Let’s face it, rodeo is one of the most hardcore sports out there. It has a reputation for incurring bone-crushing injuries on its participants and riders, and also giving long-term riders bad back and neck problems. The most common injuries in rodeos occur to the knee and shoulder, but medical professionals have found that serious injuries are much less common when riders suit up in the appropriate protective gear prior to riding.
Riders are encouraged to wear protective head gear, in addition to a Donjoy BOA Back Brace if the back is already under significant stress. Protective vests have also been proven to prevent punctures to the rib and chest. While many riders have been open to wearing this type of gear underneath their clothing, the majority are still unwilling to trade in their “macho” image for better head protection in the form of a quality helmet.
The medical world has often expressed public concern for the safety of riders in rodeos. In the popular sports journal Current Sports Medicine Reports, Dr. Daniel J. Downey of Pioneer Medical Specialists in Dillon, Montana says that "Our hope is that the sport of rodeo will be made safer for the athlete through greater physician interaction with the rodeo organizations and athletes in the future." As scientists work to develop better protective gear for riders, the sport of rodeo can envision a future that is hopefully relatively injury-free.
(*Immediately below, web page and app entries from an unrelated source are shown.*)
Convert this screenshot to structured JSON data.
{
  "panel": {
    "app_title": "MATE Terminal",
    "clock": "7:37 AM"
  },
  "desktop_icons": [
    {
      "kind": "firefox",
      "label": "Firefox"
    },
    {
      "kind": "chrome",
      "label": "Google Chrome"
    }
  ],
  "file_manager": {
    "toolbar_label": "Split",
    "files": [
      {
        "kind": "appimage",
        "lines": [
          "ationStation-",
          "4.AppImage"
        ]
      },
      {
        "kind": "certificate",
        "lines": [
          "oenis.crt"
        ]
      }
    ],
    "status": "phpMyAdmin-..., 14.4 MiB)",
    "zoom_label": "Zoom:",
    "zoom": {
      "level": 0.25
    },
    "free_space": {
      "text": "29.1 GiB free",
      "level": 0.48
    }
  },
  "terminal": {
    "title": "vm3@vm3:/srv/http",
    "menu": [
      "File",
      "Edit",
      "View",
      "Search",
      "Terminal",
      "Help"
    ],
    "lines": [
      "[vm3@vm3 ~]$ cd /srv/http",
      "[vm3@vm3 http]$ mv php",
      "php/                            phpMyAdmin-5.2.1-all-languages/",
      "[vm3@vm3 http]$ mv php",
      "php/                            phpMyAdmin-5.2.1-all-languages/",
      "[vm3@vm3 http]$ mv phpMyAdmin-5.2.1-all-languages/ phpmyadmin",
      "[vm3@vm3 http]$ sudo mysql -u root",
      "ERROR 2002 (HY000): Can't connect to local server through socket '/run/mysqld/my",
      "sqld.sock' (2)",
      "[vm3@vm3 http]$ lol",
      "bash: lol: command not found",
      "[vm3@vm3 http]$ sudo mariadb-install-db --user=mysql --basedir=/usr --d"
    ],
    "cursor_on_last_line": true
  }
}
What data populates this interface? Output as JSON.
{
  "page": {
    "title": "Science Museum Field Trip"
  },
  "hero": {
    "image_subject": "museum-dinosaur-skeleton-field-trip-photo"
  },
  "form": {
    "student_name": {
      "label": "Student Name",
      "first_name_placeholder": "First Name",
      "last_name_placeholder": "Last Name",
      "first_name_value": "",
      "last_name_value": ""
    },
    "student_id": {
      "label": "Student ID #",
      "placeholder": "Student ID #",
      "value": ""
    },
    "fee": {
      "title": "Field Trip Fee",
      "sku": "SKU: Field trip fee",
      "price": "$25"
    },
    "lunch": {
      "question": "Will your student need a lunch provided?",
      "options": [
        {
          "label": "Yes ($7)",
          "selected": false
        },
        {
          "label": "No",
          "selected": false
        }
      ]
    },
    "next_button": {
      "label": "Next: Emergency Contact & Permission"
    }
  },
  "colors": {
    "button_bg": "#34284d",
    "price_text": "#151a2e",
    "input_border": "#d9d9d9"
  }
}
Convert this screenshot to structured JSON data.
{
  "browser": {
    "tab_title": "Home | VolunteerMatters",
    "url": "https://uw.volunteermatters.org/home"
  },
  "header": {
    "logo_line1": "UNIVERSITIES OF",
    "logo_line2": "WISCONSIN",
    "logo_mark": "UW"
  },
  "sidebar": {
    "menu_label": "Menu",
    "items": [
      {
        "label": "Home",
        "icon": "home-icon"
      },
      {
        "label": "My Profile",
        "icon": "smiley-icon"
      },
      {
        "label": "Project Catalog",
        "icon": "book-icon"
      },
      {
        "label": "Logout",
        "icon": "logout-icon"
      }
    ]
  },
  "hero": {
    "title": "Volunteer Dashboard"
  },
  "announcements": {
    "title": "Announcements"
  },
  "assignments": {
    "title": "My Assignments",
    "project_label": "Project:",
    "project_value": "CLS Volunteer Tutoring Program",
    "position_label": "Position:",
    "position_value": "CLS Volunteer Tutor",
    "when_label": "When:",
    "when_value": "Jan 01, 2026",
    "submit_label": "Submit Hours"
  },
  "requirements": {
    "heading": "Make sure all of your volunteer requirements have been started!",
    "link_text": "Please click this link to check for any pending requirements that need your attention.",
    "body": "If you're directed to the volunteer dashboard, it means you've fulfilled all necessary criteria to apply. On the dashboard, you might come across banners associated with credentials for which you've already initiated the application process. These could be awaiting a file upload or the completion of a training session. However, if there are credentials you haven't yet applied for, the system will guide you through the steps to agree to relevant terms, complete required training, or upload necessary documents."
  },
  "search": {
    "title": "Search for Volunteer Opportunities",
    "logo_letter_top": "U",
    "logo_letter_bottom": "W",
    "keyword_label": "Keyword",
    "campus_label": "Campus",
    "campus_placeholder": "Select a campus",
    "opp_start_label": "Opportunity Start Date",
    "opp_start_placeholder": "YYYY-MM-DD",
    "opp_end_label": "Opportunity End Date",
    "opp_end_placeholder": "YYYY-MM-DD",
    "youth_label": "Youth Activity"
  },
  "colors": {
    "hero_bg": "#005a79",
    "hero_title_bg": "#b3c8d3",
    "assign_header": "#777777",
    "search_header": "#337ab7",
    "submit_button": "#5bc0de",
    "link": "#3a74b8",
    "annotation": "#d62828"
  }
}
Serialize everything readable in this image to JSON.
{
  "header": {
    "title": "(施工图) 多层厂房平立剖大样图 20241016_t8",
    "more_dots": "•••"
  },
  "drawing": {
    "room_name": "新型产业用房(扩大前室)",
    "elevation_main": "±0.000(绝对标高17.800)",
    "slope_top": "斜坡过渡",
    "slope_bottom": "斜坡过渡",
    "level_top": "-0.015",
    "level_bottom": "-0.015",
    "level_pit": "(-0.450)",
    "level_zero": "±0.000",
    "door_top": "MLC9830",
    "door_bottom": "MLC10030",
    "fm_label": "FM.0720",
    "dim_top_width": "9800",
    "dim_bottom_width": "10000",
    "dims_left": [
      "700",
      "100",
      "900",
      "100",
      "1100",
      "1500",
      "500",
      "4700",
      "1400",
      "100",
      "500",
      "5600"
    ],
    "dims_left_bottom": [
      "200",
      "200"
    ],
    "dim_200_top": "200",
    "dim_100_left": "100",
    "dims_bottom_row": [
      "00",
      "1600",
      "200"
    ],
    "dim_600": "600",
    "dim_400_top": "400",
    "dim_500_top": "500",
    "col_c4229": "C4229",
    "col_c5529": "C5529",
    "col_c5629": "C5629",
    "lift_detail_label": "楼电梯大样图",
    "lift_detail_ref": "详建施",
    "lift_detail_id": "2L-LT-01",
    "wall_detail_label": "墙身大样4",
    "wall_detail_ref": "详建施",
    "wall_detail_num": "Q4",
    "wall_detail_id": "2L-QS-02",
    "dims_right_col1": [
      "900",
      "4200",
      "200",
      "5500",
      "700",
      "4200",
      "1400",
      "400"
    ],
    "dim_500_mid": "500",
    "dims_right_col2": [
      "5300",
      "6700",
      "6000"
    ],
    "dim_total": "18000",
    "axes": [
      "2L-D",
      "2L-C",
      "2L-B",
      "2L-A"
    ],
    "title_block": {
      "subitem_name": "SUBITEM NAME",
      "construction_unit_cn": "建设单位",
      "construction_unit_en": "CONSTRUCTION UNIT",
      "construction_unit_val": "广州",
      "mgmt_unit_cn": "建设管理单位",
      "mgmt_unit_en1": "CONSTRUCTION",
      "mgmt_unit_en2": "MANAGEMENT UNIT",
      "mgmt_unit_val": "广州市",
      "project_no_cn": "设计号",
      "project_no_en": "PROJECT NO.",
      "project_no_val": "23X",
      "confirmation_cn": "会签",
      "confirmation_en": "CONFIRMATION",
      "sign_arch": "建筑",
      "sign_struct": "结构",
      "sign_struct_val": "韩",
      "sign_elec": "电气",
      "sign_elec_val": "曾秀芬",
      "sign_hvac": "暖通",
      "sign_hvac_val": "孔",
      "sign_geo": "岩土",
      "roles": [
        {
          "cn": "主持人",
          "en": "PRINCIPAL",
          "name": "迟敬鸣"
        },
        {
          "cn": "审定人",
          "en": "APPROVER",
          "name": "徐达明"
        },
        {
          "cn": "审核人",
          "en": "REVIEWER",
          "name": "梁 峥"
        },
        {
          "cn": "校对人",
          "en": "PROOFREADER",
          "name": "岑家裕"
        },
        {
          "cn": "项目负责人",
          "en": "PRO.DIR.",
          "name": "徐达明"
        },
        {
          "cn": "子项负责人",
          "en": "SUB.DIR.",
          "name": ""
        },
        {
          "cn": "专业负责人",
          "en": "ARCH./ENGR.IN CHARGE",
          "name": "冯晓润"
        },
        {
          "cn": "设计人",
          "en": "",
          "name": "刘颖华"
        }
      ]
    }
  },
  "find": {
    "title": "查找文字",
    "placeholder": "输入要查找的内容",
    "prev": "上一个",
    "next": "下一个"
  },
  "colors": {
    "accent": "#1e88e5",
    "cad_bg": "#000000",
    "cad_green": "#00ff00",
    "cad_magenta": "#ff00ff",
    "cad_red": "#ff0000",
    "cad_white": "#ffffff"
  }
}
Protective gear including helmets and vests for Rodeo has very slowly been accepted by these brave athletes. This is a great article that speaks about this transition.
He borrowed a friend's helmet on a whim. While riding in the competition, Ives was bucked off. The bull's hind feet landed on the 21-year-old's head, shattering the helmet. It could have been his skull. The experience prompted Ives to convert from the traditional cowboy hat to a helmet. That includes his riding in this week's Tucson Rodeo.
"If we ride bulls, we're going to get stepped on," Ives said.
Seven of the 12 bull riders wore helmets while competing Saturday, the opening day of La Fiesta de los Vaqueros at the Tucson Rodeo Grounds. Ives is part of a growing national trend of bull riders who wear helmets, though the Professional Rodeo Cowboys Association doesn't require it.
About 40 percent of professional bull riders now wear helmets, compared with 5 percent a decade ago, according to researchers at the University of Oklahoma College of Medicine.
"It's starting to become more accepted. Back in the day, it wasn't macho; it wasn't cowboy; it wasn't tough," said Andy Hopkins, program manager for the Justin Boots Sportsmedicine Team currently stationed at the Tucson Rodeo. He'll occasionally see a bronc rider wear one, but it's mostly bull riders, he said. The Professional Rodeo Cowboys Association's 2006 world bull-riding champion, B.J. Schumacher, wears a helmet. Wesley Silcox, the 2007 world champion bull rider, is among the majority who don't. "I didn't start out wearing a helmet, and it just doesn't feel right. … I just don't want to change anything from what I've been doing," said Silcox, 22.
He broke his jaw and fractured his eye socket last October — and though that did make him think about wearing a helmet, he decided against it.
"If I get hit in the face, I probably deserve it," he said. Silcox will compete in the Tucson Rodeo on Friday.
The earlier kids start wearing helmets, the more accustomed to it they become, said Michael Allison Sr., a rodeo dad who helps out as a volunteer at the Tucson Rodeo. His 18-year-old son prefers not to wear one, he said.
The Tucson Rodeo pro
The need for Horseback Riding and Equestrian Helmets is sort of "no brainer" especially when you look at the facts related to head injuries in horse related activities. This information from Troxel Helmets medical advisor makes all this very clear.
About 7,000,000 people participate in horse activities in the USA annually.
Whether riding Western or English, the height above the ground and the variables introduced by the horse itself, create an environment where head injuries are relatively common. Despite the agility and experience of a rider, it is often impossible to adjust one’s position during a fall to avoid a high energy, head impact with the ground, rock, or other objects.
Facts from a range of equestrian studies:
· 70,000 people are treated in emergency rooms because of equestrian related injuries accounting for an estimated 2,300 admissions annually. Head injuries account for 18% of emergency room injuries.
· Lifetime riders who report riding six or more times per year reported a 13% lifetime rate of being hospitalized because of a riding injury.
· Head injuries account for the majority of hospitalizations and deaths.
· The risk of head injuries appears to be similar in English riding as compared to Western riding. Rates increase with aggressive riding such as jockeys and eventors.
· The mechanism of the majority of equestrian related head injuries relates to your dis